Perhaps it is the recently deceased Rabbi Jonathan Sacks who said it best: “Conversation is a kind of prayer. Because in conversation, by reaching out to the human other, we begin the journey of reaching out to the divine other.”[6] Some twenty years earlier, his description of a conversation that he had when he was much younger, traveling 3,000 miles to visit a quiet, rather non-charismatic international Jewish rabbinic leader makes the same point from the listening side. “As I left the room, it occurred to me that it had been full of my presence and his absence. Perhaps that is what listening is, considered as a religious act. I knew then that greatness is measured by what we efface ourselves towards. There was no grandeur in his manner; neither was there any false modesty. He was serene, dignified, majestic; a man of transcending humility who gathered you into his embrace and taught you to look up.”[7] What a fine way of talking about the graced teaching encounter, animated by what De La Salle calls the Spirit of Faith & Zeal.

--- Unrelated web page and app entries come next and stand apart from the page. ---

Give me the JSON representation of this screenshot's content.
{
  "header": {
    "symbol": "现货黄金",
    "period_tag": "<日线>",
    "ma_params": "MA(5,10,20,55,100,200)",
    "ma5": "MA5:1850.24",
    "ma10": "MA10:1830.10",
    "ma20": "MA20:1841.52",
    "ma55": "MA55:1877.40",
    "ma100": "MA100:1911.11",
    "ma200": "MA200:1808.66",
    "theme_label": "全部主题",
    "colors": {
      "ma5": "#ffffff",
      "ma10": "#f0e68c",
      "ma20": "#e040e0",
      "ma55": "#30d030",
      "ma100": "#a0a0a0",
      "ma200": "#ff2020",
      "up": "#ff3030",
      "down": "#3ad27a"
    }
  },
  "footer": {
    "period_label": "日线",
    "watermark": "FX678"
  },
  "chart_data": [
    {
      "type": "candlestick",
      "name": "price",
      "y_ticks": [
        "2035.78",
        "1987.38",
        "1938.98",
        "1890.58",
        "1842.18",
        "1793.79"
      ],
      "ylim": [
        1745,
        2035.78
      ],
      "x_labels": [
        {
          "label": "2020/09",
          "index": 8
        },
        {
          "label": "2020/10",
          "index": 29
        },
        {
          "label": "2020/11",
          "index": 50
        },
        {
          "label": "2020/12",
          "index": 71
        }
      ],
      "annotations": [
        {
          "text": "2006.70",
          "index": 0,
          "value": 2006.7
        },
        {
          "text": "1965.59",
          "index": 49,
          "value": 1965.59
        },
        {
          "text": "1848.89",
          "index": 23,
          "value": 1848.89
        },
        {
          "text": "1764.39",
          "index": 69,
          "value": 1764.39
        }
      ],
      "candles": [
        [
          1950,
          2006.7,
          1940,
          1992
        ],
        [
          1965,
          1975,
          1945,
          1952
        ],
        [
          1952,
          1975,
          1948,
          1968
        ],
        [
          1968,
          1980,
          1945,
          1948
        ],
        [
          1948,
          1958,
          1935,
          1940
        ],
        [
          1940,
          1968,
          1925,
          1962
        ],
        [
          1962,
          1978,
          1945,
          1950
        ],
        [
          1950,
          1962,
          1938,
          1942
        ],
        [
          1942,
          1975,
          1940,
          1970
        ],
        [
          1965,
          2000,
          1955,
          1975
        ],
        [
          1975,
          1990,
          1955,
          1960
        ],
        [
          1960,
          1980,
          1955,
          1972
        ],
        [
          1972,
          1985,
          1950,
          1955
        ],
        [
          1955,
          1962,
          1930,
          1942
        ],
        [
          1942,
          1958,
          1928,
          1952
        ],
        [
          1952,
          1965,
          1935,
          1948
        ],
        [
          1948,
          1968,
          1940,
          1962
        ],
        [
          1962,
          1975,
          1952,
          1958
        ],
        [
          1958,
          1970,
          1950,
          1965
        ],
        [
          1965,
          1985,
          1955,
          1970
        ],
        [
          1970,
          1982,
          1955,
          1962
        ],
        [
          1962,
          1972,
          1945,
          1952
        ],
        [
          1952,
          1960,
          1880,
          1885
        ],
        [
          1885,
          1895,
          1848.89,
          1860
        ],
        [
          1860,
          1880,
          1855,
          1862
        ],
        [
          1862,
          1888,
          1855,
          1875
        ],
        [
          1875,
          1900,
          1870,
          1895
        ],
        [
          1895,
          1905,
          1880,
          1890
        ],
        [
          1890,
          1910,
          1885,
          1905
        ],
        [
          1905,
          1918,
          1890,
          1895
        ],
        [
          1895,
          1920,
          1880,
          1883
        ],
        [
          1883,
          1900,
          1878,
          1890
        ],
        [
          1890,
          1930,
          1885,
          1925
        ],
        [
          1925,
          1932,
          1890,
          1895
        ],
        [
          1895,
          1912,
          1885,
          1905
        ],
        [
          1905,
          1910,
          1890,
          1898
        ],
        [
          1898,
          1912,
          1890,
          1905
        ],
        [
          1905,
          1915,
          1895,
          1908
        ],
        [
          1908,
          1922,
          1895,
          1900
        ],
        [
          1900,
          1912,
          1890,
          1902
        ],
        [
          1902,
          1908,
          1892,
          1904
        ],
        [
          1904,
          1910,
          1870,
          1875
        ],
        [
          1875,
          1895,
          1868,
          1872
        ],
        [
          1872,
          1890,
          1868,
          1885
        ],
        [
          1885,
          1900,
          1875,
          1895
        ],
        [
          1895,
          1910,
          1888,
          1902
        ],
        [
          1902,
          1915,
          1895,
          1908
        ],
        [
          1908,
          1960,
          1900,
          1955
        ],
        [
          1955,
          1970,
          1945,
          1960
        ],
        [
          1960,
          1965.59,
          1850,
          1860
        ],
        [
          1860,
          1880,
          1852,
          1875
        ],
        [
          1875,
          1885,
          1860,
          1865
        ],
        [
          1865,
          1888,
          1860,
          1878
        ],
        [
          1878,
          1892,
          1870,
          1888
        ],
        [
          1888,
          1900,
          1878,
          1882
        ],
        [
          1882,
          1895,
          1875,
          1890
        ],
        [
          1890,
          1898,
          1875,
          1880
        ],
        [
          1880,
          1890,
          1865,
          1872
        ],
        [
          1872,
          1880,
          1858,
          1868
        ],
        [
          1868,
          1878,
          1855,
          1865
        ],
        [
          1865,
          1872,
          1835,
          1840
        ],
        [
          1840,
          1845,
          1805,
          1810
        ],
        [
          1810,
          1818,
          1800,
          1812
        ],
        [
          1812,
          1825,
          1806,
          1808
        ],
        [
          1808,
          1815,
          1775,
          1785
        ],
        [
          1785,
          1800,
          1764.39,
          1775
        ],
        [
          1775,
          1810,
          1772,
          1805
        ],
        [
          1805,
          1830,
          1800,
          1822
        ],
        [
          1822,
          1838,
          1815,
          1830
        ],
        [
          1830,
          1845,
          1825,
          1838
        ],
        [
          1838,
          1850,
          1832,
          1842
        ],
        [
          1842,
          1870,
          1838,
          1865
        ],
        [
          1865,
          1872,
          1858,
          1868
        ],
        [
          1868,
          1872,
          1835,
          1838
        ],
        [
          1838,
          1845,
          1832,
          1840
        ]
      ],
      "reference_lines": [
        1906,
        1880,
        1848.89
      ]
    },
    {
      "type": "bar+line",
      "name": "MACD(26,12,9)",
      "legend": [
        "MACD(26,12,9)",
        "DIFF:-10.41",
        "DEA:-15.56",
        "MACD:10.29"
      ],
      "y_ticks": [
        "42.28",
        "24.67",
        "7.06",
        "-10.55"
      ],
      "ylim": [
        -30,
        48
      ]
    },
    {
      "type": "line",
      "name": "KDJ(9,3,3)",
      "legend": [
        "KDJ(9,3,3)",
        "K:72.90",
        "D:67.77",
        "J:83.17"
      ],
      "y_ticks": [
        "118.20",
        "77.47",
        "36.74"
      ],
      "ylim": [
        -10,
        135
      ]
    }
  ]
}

During this Advent season, perhaps we can – in our conversations, reading choices, online habits, prayer practices, and perceived deeper yearnings – look up a little more and look down a little less. Because then, the daffodils buried deep within the soil of our lives will have a chance to grow, emerge, and bloom once more, soaking up the sun’s bounty and enhancing the inherent beauty of our local vistas.

That is indeed something worth waiting (and working) for.

A PDF of this reflection is HERE
Photo by Laila Gebhard on Unsplash
[1] De La Salle, John Baptist, Meditations by St. John Baptist de La Salle, trans. Richard Arnandez, and Augustine Loes, eds. Augustine Loes and Francis Huether, (Landover, MD: Christian Brothers Conference, 1994), 36 (Meditation 2.2 – The Second Sunday of Advent)
[2] Rolheiser, Ronald. Liturgical Press, “Give Us This Day” November 2020, 298-299.
[3] Rolheiser, op. cit.
[4] This is the opening quotation from De La Salle, slightly altered.
[5] Brooks, David. The New York Times, November 19, 2020. “Nine Nonobvious Ways to Have Deeper Conversation.” https://www.nytimes.com/2020/11/19/opinion/nine-nonobvious-ways-to-have-deeper-conversations.html
[6] Sacks, Jonathan. On Being Studios. https://soundcloud.com/onbeing/rabbi-sacks-conversation-is-a Retrieved November 30, 2020
[7] Sacks, Jonathan. The Tablet, 1 April, 2000, 451.